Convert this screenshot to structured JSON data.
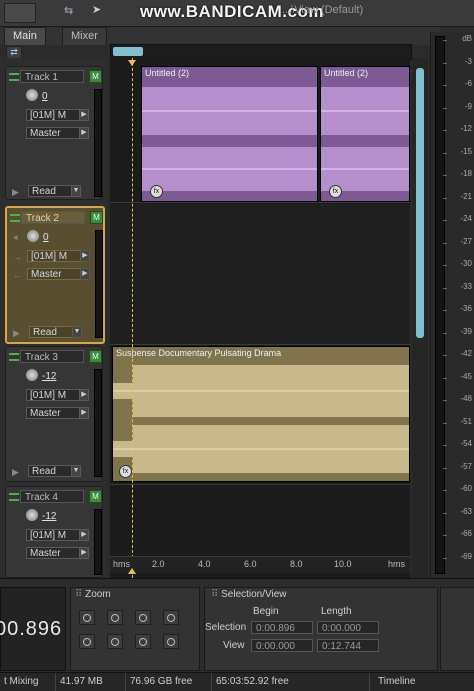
{
  "overlay": {
    "watermark": "www.BANDICAM.com"
  },
  "window": {
    "title_fragment": "...\\View (Default)"
  },
  "tabs": [
    {
      "label": "Main"
    },
    {
      "label": "Mixer"
    }
  ],
  "tracks": [
    {
      "name": "Track 1",
      "volume": "0",
      "input": "[01M] M",
      "output": "Master",
      "mode": "Read",
      "mute": "M",
      "selected": false
    },
    {
      "name": "Track 2",
      "volume": "0",
      "input": "[01M] M",
      "output": "Master",
      "mode": "Read",
      "mute": "M",
      "selected": true
    },
    {
      "name": "Track 3",
      "volume": "-12",
      "input": "[01M] M",
      "output": "Master",
      "mode": "Read",
      "mute": "M",
      "selected": false
    },
    {
      "name": "Track 4",
      "volume": "-12",
      "input": "[01M] M",
      "output": "Master",
      "mode": "",
      "mute": "M",
      "selected": false
    }
  ],
  "clips": [
    {
      "title": "Untitled (2)",
      "color": "#7d5a94"
    },
    {
      "title": "Untitled (2)",
      "color": "#7d5a94"
    },
    {
      "title": "Suspense Documentary Pulsating Drama",
      "color": "#7f744c"
    }
  ],
  "ruler": {
    "unit_left": "hms",
    "unit_right": "hms",
    "ticks": [
      "2.0",
      "4.0",
      "6.0",
      "8.0",
      "10.0"
    ]
  },
  "db_scale": [
    "dB",
    "-3",
    "-6",
    "-9",
    "-12",
    "-15",
    "-18",
    "-21",
    "-24",
    "-27",
    "-30",
    "-33",
    "-36",
    "-39",
    "-42",
    "-45",
    "-48",
    "-51",
    "-54",
    "-57",
    "-60",
    "-63",
    "-66",
    "-69"
  ],
  "time_display": {
    "value": "00.896"
  },
  "zoom": {
    "title": "Zoom"
  },
  "selection_view": {
    "title": "Selection/View",
    "col_begin": "Begin",
    "col_length": "Length",
    "row_selection": "Selection",
    "row_view": "View",
    "selection_begin": "0:00.896",
    "selection_length": "0:00.000",
    "view_begin": "0:00.000",
    "view_length": "0:12.744"
  },
  "status": {
    "mode": "t Mixing",
    "memory": "41.97 MB",
    "disk_free": "76.96 GB free",
    "time_free": "65:03:52.92 free",
    "view": "Timeline"
  },
  "colors": {
    "accent": "#7fbfcf",
    "selected_track": "#d4a84a",
    "clip_purple": "#7d5a94",
    "clip_gold": "#7f744c"
  }
}
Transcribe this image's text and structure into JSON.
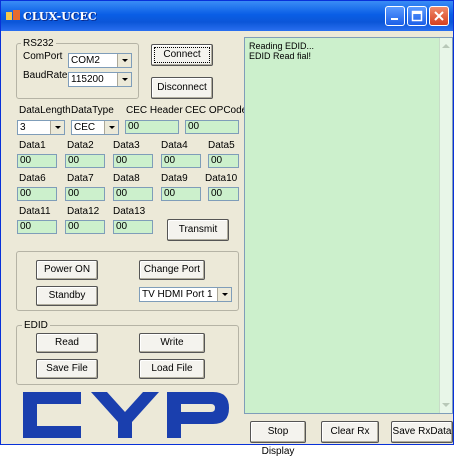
{
  "window": {
    "title": "CLUX-UCEC",
    "accent": "#0a5ee6",
    "rx_background": "#ccf0cc"
  },
  "rs232": {
    "group_label": "RS232",
    "comport_label": "ComPort",
    "comport_value": "COM2",
    "baudrate_label": "BaudRate",
    "baudrate_value": "115200",
    "connect_label": "Connect",
    "disconnect_label": "Disconnect"
  },
  "cec": {
    "datalength_label": "DataLength",
    "datalength_value": "3",
    "datatype_label": "DataType",
    "datatype_value": "CEC",
    "header_label": "CEC Header",
    "header_value": "00",
    "opcode_label": "CEC OPCode",
    "opcode_value": "00",
    "data": [
      {
        "label": "Data1",
        "value": "00"
      },
      {
        "label": "Data2",
        "value": "00"
      },
      {
        "label": "Data3",
        "value": "00"
      },
      {
        "label": "Data4",
        "value": "00"
      },
      {
        "label": "Data5",
        "value": "00"
      },
      {
        "label": "Data6",
        "value": "00"
      },
      {
        "label": "Data7",
        "value": "00"
      },
      {
        "label": "Data8",
        "value": "00"
      },
      {
        "label": "Data9",
        "value": "00"
      },
      {
        "label": "Data10",
        "value": "00"
      },
      {
        "label": "Data11",
        "value": "00"
      },
      {
        "label": "Data12",
        "value": "00"
      },
      {
        "label": "Data13",
        "value": "00"
      }
    ],
    "transmit_label": "Transmit"
  },
  "controls": {
    "power_on_label": "Power ON",
    "change_port_label": "Change Port",
    "standby_label": "Standby",
    "port_value": "TV HDMI Port 1"
  },
  "edid": {
    "group_label": "EDID",
    "read_label": "Read",
    "write_label": "Write",
    "save_file_label": "Save File",
    "load_file_label": "Load File"
  },
  "rx": {
    "lines": [
      "Reading EDID...",
      "EDID Read fial!"
    ],
    "stop_display_label": "Stop Display",
    "clear_rx_label": "Clear Rx",
    "save_rxdata_label": "Save RxData"
  },
  "logo": {
    "text": "CYP",
    "color": "#1a3fae"
  },
  "icons": [
    "app-icon",
    "minimize-icon",
    "maximize-icon",
    "close-icon",
    "chevron-down-icon",
    "scroll-up-icon",
    "scroll-down-icon"
  ]
}
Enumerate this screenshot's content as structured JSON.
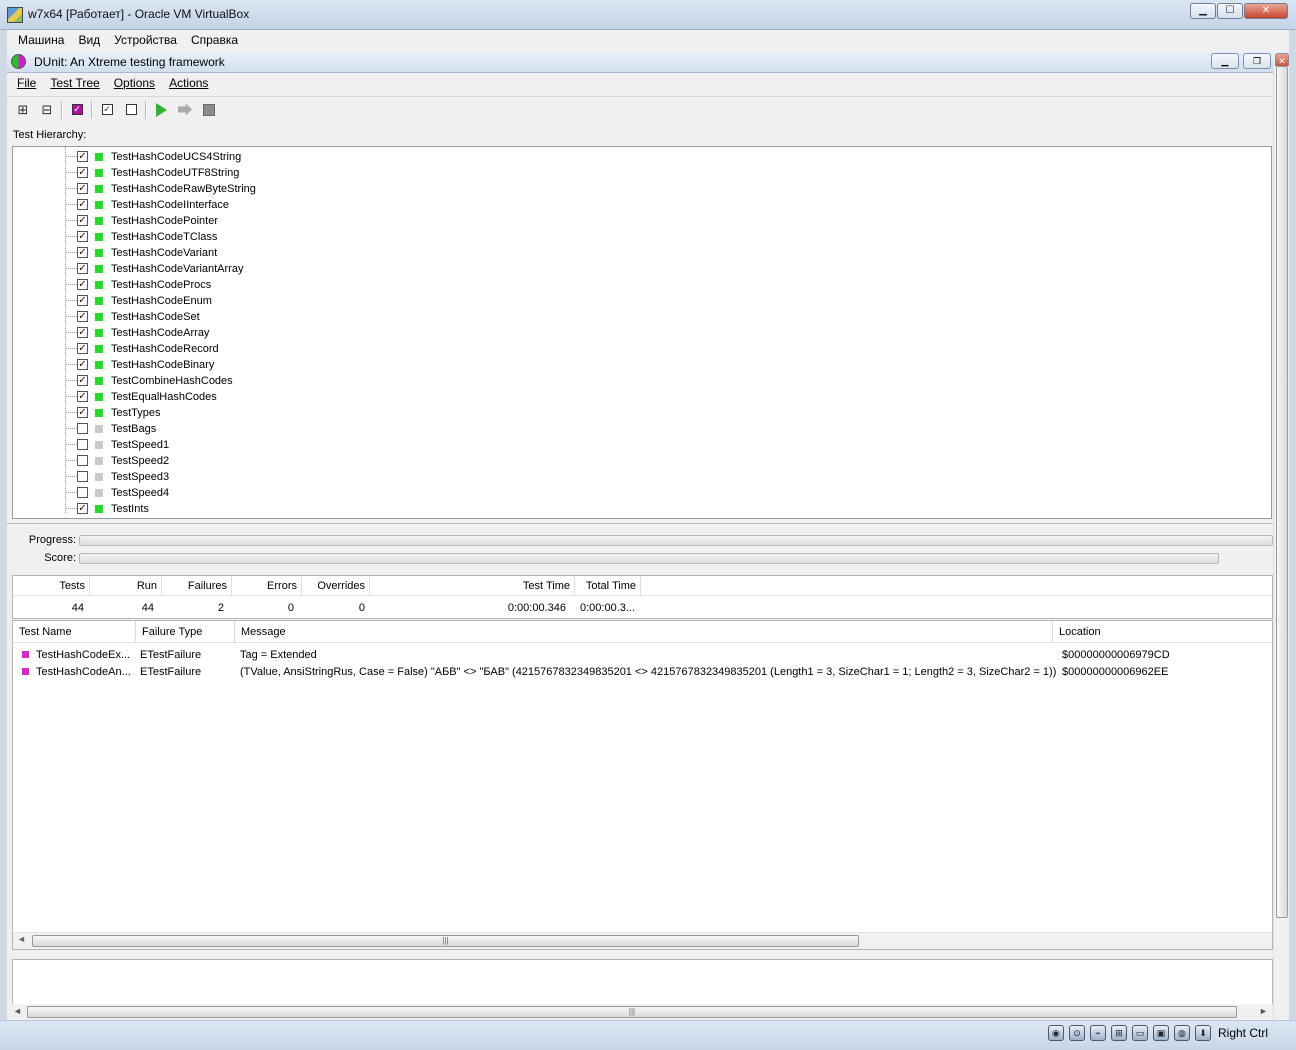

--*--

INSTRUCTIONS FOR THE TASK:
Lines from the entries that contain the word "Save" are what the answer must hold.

RESULT OF THIS TASK:
    "save_file_label": "Save File",
    "save_rxdata_label": "Save RxData"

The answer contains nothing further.